Rick Joubert, 11 February 2015 The mobile medium has moved beyond hype and early adoption and is touching the mainstream consciousness in advertising and media.
A few examples:
- Thought leaders like Brian Solis making a radical argument for a “Mobile as the only screen” paradigm in design,
- Mark Zuckerberg repeatedly proclaiming Facebook as a “mobile company” (and proving it recently when it became evident from a quarterly financial results report that Facebook’s mobile advertising revenue now accounted for 69% of revenue),
- Google executives pronouncing “mobile has won”
- Leading e-commerce processors reporting that transactions concluded on mobile already account for over 25% of all on-line purchases
- Leading researchers reporting that on-the-fly consumer research using mobile phones can make or break the fortunes of South African retailers.
- Mobile already accounts for over 15% of total media spend in some (northern hemisphere) markets e.g. in the UK market mobile ad spend is already larger than newspaper spend and is forecast to overtake total print ad spend in 2015
Marketing managers at the world’s leading brands have finally understood that mobile needs to be an important part of their overall strategy – and this has sent ad agencies scrambling to ensure that they are able to meet client expectations. It is now unusual to not see a mobile strategy in an agency pitch or even a standard media plan (although execution still remains a problem due to the scarcity of experienced mobile marketing resources).
To date it is the so-called OTT (over the top) players – not the mobile operators -who are dominating the mobile media landscape.
Companies like Opera, Twitter, Facebook, Google and countless other applications and services – all relying on the internet access infrastructure provided by the mobile Telco’s and public Wi-Fi services to enable delivery.

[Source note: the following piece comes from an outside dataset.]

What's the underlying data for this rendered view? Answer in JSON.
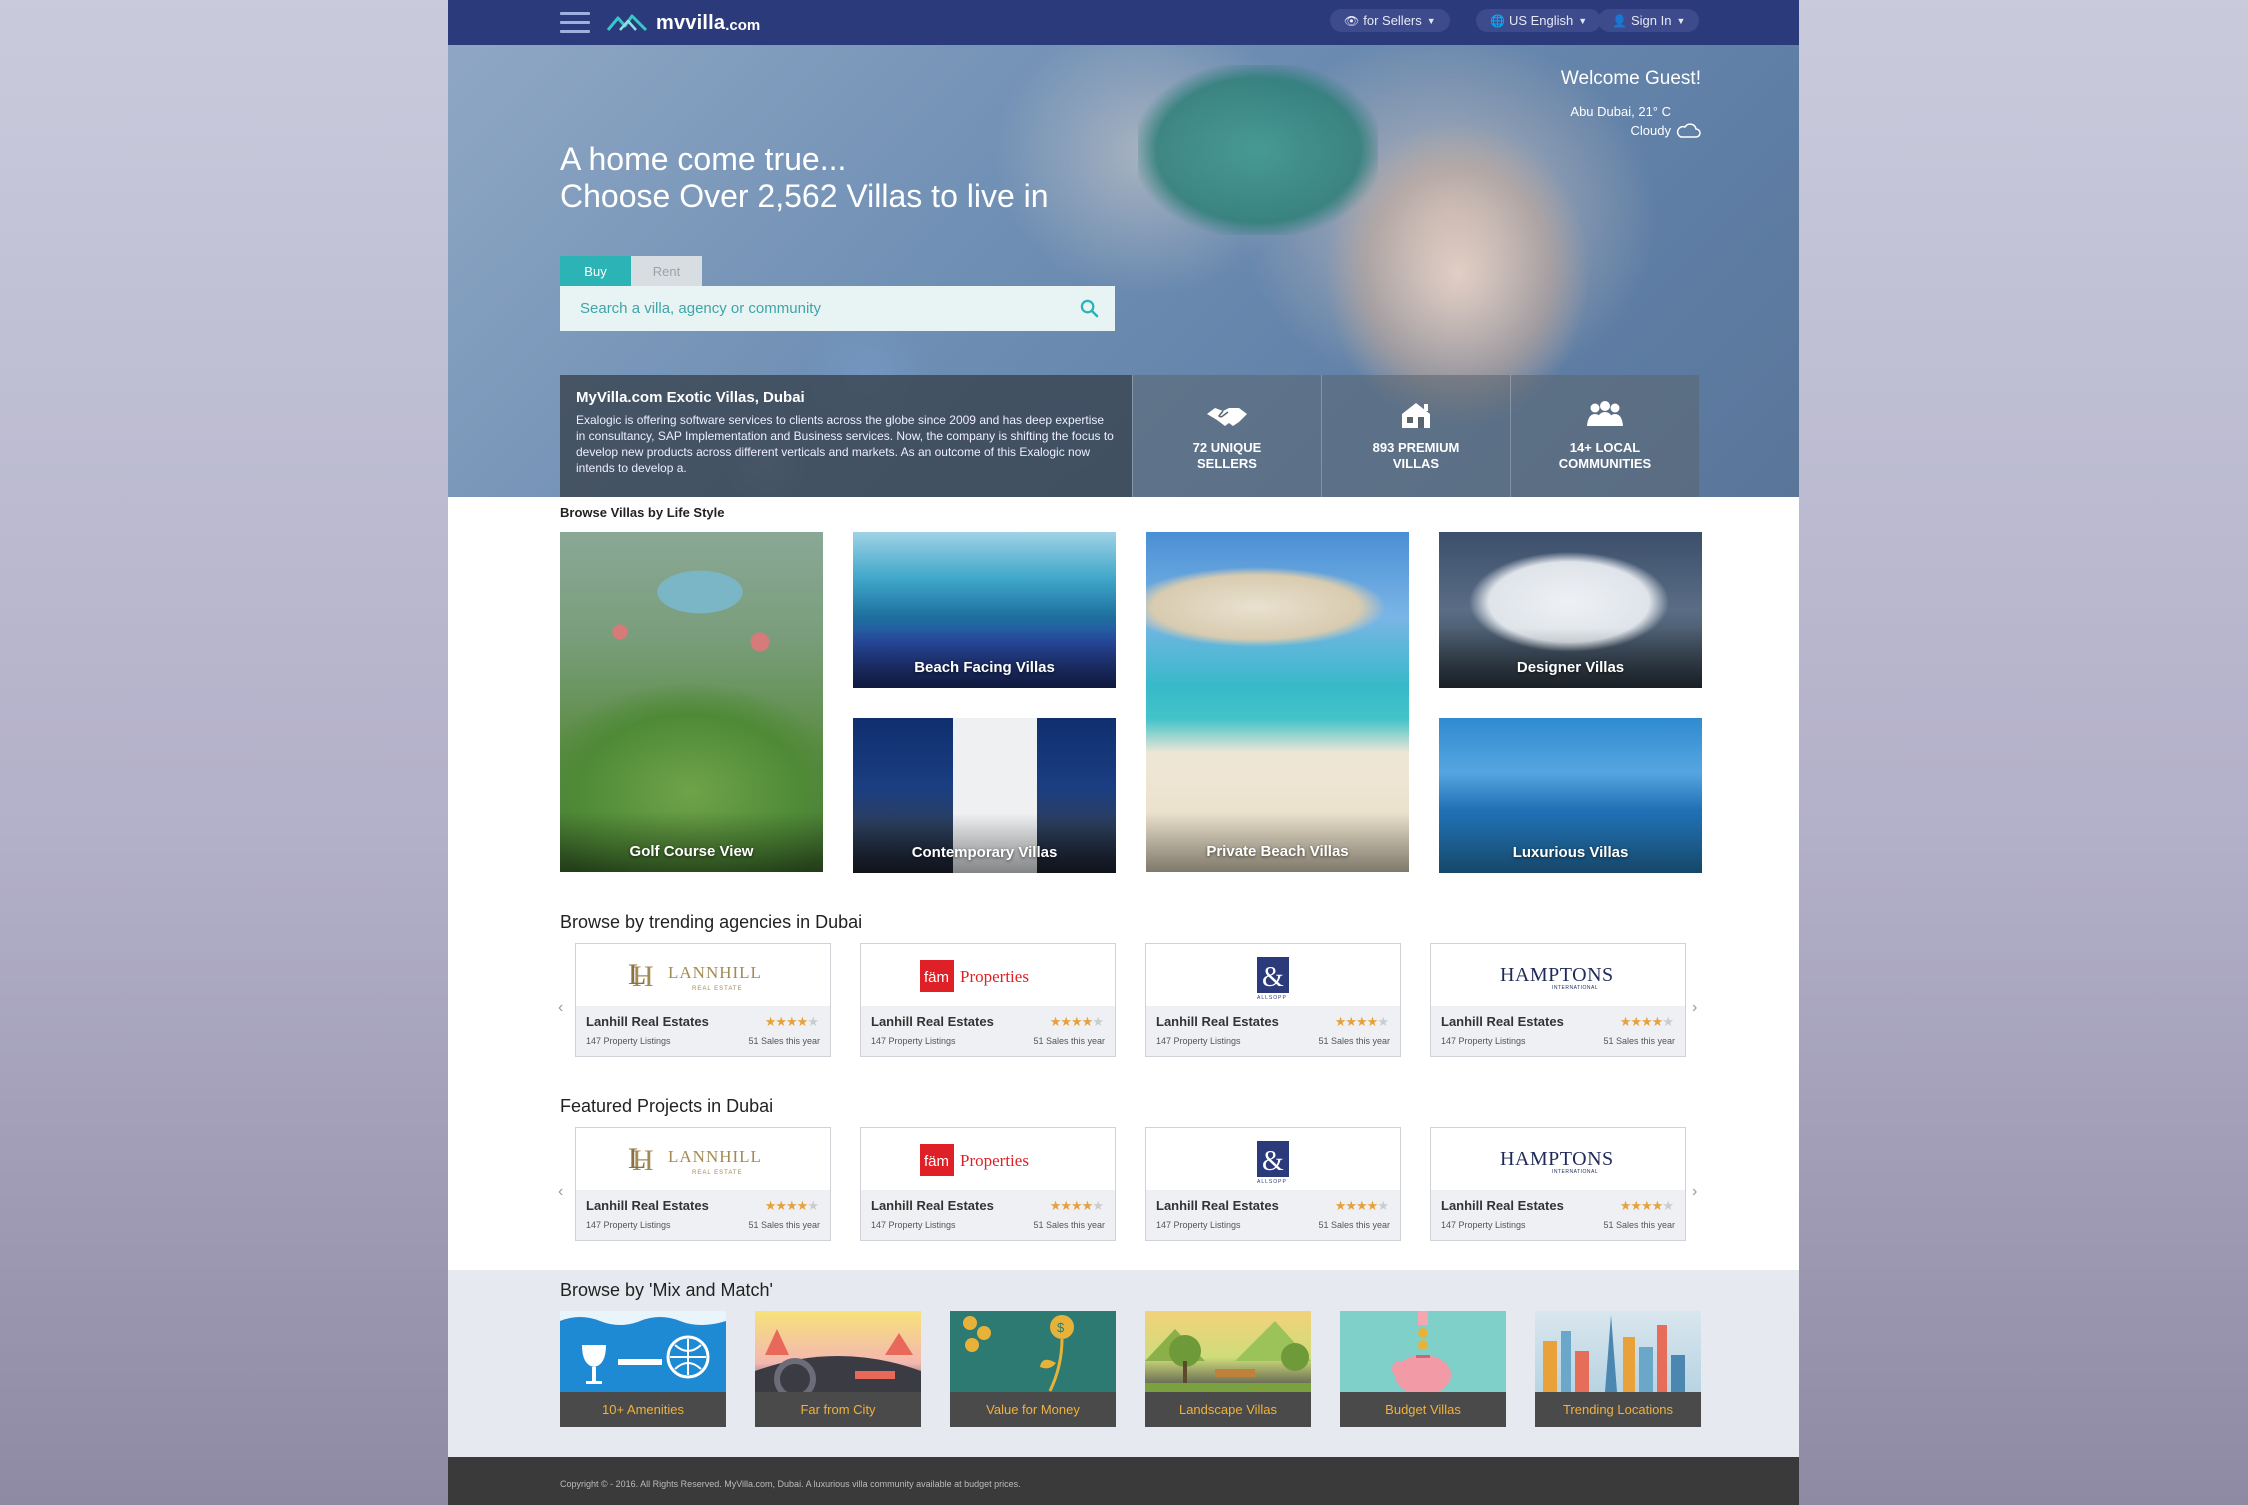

In most African markets we are still seeing low smartphone (less than 20% overall) and mobile Internet services uptake (yes these are growing at an incredible rate but feature phone usage remains dominant).
This gives mobile operators in Africa an opportunity no longer available in most other parts of the world: to position themselves to capture a significant share of the value that is being created by the emergence of mobile media and not cede all such value to the OTT’s.
African operators should start by “fishing where the fish are” and prioritise development of media opportunities around basic access (voice, SMS, USSD, mobile web) – leveraging their existing media assets, especially those that already have large audiences and simply require media monetization.
The monetization of assets like hundreds of millions of existing text notifications (via ad-tags to these), which fly around the network daily, is a no-brainer (and some operators have woken up to this).
Very few if any are attempting media monetization of the millions of calls being made daily – and more importantly not being made (because people can’t afford to make them but might if some were ad-funded).
Are ad-sponsored calls for the emerging African consumer a bad idea?
Why are no African operators monetizing the ring-back real estate when a caller is waiting for a call to be answered?
Why are no African operators expanding consumer access to the web through brand sponsorship i.e. enabling free or cheap access supported by ads?
At an even more fundamental level there is the issue of basic enabling services.
The “meat and potatoes” stuff that makes mobile marketing work with above-the-line media.
Why is it still so difficult to get a universal SMS short code (a single short code for all operators in a country) provisioned in many Africa markets?
Why do so few operators offer reverse billing for SMS allowing brands to fund consumer engagement?
Why do so few African operators offer ready-to-go USSD application service access for brands (other than banks)?
Even when the above services are offered their value is often greatly diminished if they are offered by a single operator in isolation within a country: African operators should collaborate to make services available to marketers with a view to creating a valuable mobile marketing ecosystem; it serves no purpose to be competing in a market which has not yet been created!
Even though Africa mobile operator data service access and revenues are growing at a blistering pace, prices are falling and data margins are tight. Data revenue is therefore far from a panacea for African operators as recently evidenced by some of the more mature African operators’ results.
Operators should (and indeed are) looking for new revenue streams in order to keep growing and many have experienced significant commercial success outside of their core telecommunications platform by aggressively inserting themselves into the financial services and payments value chain (mobile money). The opportunity to create value in this space exists because of the relative weaknesses of the banking systems in these markets.
African operators have a similar opportunity in mobile media: the ecosystem is still weak, the large mobile media players (OTT’s) have not yet established a dominant foothold due to the relative immaturity of mobile data and internet services and smart device ownership.
The window of opportunity is closing quickly.